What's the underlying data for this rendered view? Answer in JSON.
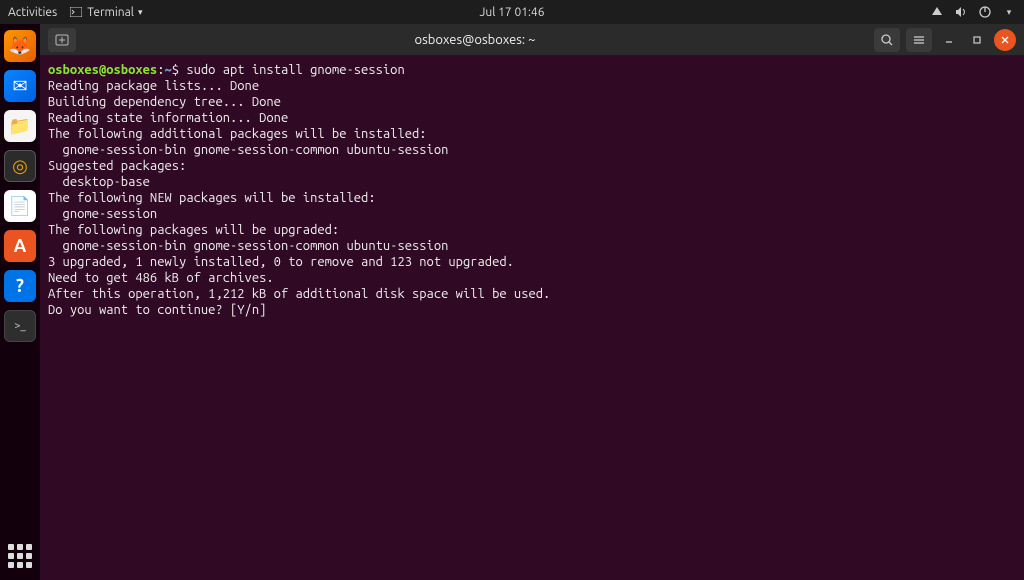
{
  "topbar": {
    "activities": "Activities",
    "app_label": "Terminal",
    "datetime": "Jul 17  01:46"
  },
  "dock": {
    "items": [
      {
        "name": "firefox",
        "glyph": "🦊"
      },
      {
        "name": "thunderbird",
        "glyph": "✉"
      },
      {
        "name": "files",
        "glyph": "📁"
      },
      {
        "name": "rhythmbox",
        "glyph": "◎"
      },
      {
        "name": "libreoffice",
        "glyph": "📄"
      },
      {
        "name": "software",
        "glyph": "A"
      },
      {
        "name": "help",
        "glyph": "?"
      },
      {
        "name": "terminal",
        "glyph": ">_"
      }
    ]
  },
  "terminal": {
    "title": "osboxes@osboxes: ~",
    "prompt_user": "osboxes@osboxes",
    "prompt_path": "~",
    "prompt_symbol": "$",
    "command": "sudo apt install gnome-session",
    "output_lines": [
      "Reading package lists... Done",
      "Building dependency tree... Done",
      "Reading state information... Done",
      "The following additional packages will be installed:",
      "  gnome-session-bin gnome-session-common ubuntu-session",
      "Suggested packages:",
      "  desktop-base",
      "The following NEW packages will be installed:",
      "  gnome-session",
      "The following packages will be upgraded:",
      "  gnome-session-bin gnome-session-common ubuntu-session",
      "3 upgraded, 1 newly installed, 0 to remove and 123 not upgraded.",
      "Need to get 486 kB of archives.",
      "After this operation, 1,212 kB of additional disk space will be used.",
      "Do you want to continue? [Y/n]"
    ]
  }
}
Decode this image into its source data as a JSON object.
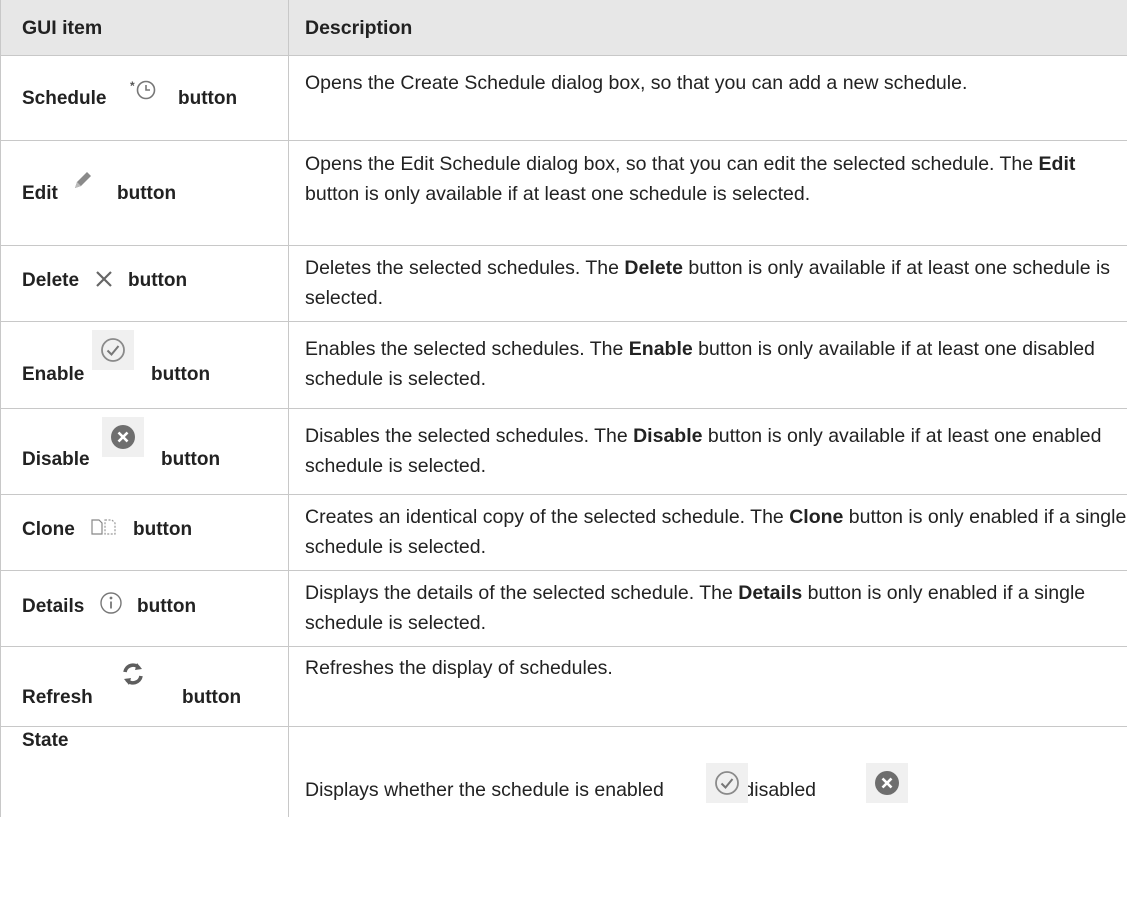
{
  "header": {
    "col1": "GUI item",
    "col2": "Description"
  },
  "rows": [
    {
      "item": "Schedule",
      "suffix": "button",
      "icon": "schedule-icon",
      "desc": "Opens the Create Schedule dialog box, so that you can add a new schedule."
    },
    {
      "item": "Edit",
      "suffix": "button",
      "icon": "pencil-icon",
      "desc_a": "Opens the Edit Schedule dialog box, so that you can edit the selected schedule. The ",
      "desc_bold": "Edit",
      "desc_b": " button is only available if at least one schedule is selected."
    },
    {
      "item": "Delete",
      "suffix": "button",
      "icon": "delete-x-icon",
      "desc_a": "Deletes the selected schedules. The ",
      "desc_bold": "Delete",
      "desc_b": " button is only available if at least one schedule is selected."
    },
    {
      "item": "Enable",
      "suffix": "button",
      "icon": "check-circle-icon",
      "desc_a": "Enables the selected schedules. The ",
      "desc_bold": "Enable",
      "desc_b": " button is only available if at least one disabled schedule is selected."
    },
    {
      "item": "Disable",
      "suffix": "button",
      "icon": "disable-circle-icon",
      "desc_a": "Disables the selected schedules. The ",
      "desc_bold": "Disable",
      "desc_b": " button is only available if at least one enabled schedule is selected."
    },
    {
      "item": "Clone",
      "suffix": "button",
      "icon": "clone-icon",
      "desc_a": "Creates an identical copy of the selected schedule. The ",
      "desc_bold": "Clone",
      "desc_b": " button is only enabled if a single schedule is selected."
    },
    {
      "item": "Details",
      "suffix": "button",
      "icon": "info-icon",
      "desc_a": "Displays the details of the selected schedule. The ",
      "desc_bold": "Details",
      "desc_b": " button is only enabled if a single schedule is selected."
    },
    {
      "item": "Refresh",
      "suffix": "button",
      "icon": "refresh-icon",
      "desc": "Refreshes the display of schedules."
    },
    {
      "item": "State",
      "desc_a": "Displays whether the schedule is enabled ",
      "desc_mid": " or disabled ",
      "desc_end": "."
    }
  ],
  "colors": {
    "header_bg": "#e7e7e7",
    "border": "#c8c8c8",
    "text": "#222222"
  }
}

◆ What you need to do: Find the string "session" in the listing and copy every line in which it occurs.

◆ Written response:
    "command": "sudo apt install gnome-session",
      "  gnome-session-bin gnome-session-common ubuntu-session",
      "  gnome-session",
      "  gnome-session-bin gnome-session-common ubuntu-session",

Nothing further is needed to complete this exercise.